The way throws are teched differs from KOF to KOF, but it it the same in KOF2002UM and KOFXIII, so I will use these two games as a basis. Whenever you are thrown and you want to tech, you need to hold any direction and press the button of the corresponding throw. So, if Iori throws you with b/f+C you can hold d/b+C to tech. And if Billy throws you with his b/f+D throw you can hold b+D to tech. This seems to imply that you need to guess which throw your opponent is going to use to tech. But you can option select it easily. Whenever someone throws you, you can quickly tap both C and D in succession and it will tech both throws. The movement needed to do this is a lot like piano-ing or “p-linking” in Street Fighter 4.
In the original KOF2002 you could tech both types of normal throws by simply pressing C and D at the same time and in KOF98 you can tech with any one button regardless which button the opponent used to throw you with.
When you are thrown during a normal move, command normal move, Roll or CD attack, you cannot tech a throw.
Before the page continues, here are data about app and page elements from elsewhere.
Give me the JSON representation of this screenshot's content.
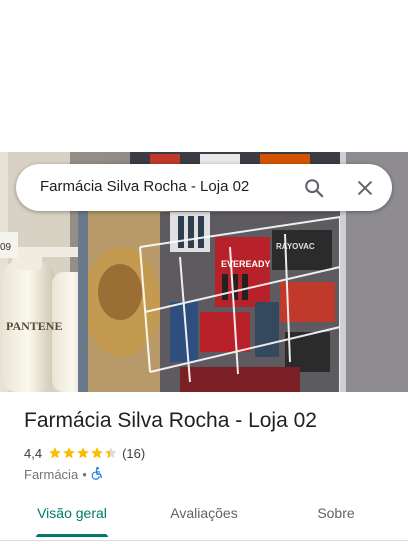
{
  "search": {
    "query": "Farmácia Silva Rocha - Loja 02"
  },
  "place": {
    "name": "Farmácia Silva Rocha - Loja 02",
    "rating": "4,4",
    "rating_stars": 4.4,
    "reviews": "(16)",
    "category": "Farmácia",
    "separator": "•",
    "accessibility_icon": "wheelchair-icon"
  },
  "tabs": [
    {
      "label": "Visão geral",
      "active": true
    },
    {
      "label": "Avaliações",
      "active": false
    },
    {
      "label": "Sobre",
      "active": false
    }
  ],
  "hero": {
    "product_texts": [
      "PANTENE",
      "EVEREADY",
      "RAYOVAC"
    ]
  },
  "colors": {
    "accent": "#00796b",
    "star": "#fbbc04",
    "accessibility": "#1a73e8"
  }
}
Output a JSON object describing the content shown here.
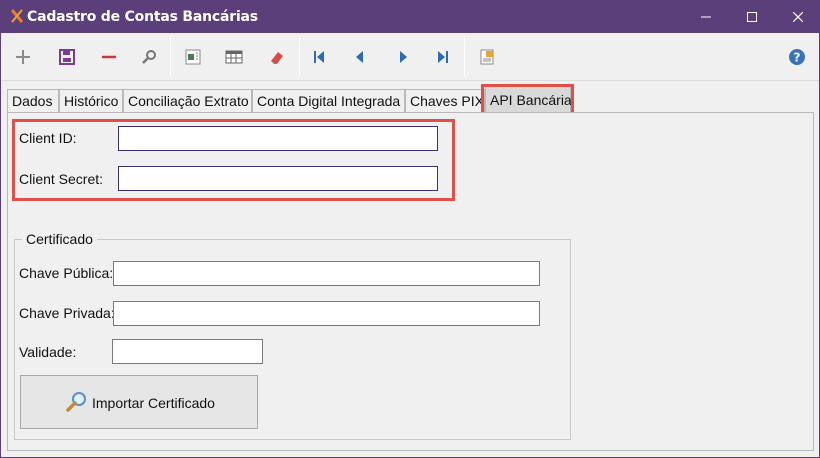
{
  "window": {
    "title": "Cadastro de Contas Bancárias"
  },
  "toolbar": {
    "buttons": [
      "add-icon",
      "save-icon",
      "delete-icon",
      "search-icon",
      "export-icon",
      "grid-icon",
      "eraser-icon",
      "first-record-icon",
      "previous-record-icon",
      "next-record-icon",
      "last-record-icon",
      "report-icon",
      "help-icon"
    ]
  },
  "tabs": [
    {
      "label": "Dados"
    },
    {
      "label": "Histórico"
    },
    {
      "label": "Conciliação Extrato"
    },
    {
      "label": "Conta Digital Integrada"
    },
    {
      "label": "Chaves PIX"
    },
    {
      "label": "API Bancária"
    }
  ],
  "api": {
    "client_id_label": "Client ID:",
    "client_id_value": "",
    "client_secret_label": "Client Secret:",
    "client_secret_value": ""
  },
  "certificado": {
    "group_title": "Certificado",
    "chave_publica_label": "Chave Pública:",
    "chave_publica_value": "",
    "chave_privada_label": "Chave Privada:",
    "chave_privada_value": "",
    "validade_label": "Validade:",
    "validade_value": "",
    "import_button_label": "Importar Certificado"
  },
  "colors": {
    "titlebar": "#5b3f7a",
    "highlight": "#e0504a",
    "toolbar_accent": "#7a3d8f"
  }
}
If you are grabbed during a special move or super you can tech a throw. In KOF98 you can always tech a throw.
As mentioned earlier, you can only attempt tick throws if you have scared your opponent into not pressing buttons. But even when the defending player is too scared to press buttons, he can still defend against tick throws with a technique called Alternate Guard.
If you block an attack, you can continue to stay in block animation, and remain unthrowable, by quickly alternating between standing guard and crouching guard. You know you are doing it correctly if you are not moving backwards when alternate guarding.
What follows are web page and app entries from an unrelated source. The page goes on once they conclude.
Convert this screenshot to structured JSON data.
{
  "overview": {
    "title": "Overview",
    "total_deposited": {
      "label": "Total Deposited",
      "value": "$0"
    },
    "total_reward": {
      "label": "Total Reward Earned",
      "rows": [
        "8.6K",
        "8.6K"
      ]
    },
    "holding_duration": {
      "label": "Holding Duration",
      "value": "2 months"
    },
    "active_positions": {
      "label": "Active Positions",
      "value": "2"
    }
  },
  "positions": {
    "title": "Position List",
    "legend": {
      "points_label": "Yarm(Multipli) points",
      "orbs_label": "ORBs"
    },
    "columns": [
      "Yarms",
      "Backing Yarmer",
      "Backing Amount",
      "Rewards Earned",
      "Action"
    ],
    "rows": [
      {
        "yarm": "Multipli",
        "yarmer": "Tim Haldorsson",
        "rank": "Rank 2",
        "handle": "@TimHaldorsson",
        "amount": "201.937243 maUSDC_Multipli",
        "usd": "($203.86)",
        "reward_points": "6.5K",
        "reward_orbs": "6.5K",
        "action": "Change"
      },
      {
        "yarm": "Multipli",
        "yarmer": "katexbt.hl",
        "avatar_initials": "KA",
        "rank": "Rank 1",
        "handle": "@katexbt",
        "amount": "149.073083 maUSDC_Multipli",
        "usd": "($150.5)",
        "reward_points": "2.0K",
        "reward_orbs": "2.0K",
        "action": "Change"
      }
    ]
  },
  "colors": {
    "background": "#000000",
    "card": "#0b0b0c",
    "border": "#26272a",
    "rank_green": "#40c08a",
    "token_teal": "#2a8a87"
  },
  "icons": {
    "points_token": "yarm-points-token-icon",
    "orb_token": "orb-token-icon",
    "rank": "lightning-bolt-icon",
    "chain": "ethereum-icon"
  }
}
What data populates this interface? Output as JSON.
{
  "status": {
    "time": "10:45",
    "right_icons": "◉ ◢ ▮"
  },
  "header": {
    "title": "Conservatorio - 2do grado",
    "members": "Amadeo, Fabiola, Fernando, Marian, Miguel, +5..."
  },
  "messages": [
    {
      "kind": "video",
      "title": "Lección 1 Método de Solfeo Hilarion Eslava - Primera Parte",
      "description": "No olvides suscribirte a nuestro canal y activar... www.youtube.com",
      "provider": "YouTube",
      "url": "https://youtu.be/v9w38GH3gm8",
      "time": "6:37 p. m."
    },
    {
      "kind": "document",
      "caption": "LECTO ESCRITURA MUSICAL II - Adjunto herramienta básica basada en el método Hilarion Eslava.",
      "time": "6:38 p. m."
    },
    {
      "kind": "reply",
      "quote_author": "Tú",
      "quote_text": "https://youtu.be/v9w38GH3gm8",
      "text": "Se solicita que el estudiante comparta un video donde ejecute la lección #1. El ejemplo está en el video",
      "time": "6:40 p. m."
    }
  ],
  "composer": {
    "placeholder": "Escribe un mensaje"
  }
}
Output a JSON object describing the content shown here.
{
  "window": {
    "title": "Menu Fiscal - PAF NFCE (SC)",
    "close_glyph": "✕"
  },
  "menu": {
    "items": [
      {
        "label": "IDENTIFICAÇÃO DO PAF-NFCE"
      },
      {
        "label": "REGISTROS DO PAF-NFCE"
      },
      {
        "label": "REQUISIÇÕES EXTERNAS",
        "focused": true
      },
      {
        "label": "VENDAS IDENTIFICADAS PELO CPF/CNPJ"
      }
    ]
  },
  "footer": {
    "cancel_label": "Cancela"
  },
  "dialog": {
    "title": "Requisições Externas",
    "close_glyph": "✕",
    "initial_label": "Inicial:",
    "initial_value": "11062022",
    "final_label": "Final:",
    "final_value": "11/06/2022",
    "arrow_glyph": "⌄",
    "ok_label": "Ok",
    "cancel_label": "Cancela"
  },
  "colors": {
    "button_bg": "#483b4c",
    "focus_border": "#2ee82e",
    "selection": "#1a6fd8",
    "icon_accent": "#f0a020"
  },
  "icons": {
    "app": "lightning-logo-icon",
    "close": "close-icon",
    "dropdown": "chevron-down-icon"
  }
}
To stop an opponent from alternate guarding, you have to exploit the fact that they’re not blocking low for some part of their alternate guard movement, and thus you need to throw out a low to beat the alternate guarding. This can be quite difficult, because the opponent can choose to block high for a very short time, and block low for much longer when alternate guarding.
Below we see an example of Orochi Yashiro doing a tick throw with cr.A to hcf+P on a crouch blocking Mai. The second part of the video the Mai player alternate guards, and this time the tickthrow does not hit Mai. In fact none of Orochi Yashiro’s grabs are able to hit her anymore for as long as the Mai player decides to continue to alternate guard.
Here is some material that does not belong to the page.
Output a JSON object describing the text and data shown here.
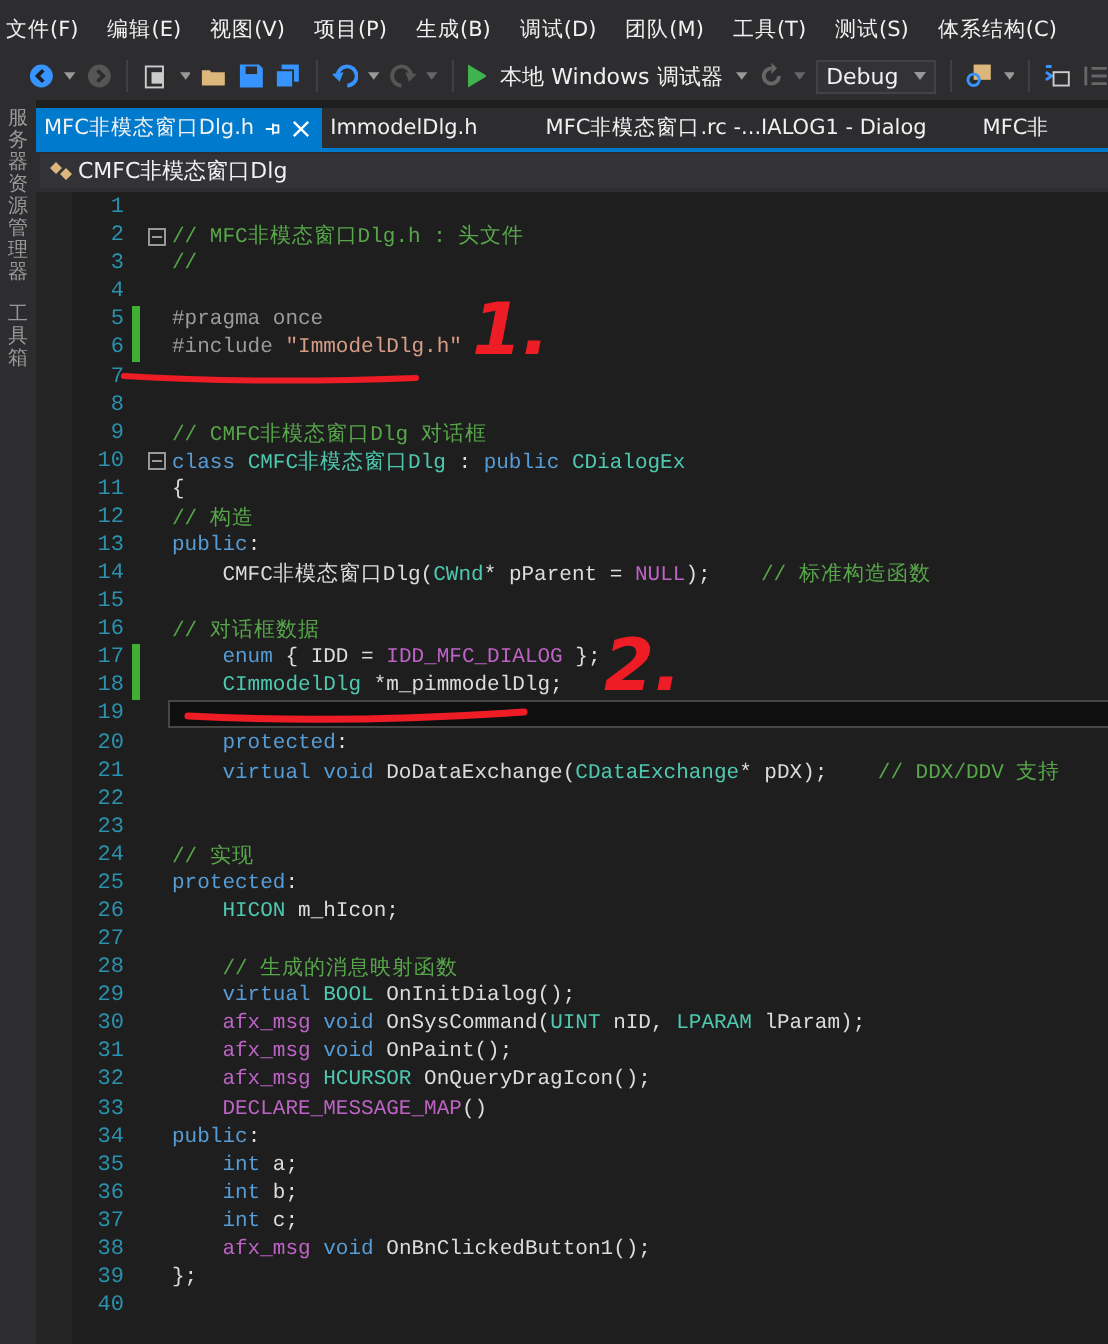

Needless to say, alternate guard is an essential technique to defend against grappler type characters.
In the Arcade version of The King of Fighters XIII, Alternate Guard played a much less important role than in older KOFs for several reasons. First of all, it is a lot more difficult to alternate guard in KOFXIII and requires much quicker movement than in older KOFs. Secondly, some characters lack the ability to Alternate Guard altogether. For example, Maxima cannot Alternate Guard at all.
Luckily, all of this has been fixed in the console version. All characters can Alternate Guard now, and it has become significantly easier to do so.
It is possible to alternate guard even without blocking an attack. If someone whiffs an attack at some range away from you you’ll still go into a guarding animation. This can also be extended by alternate guarding.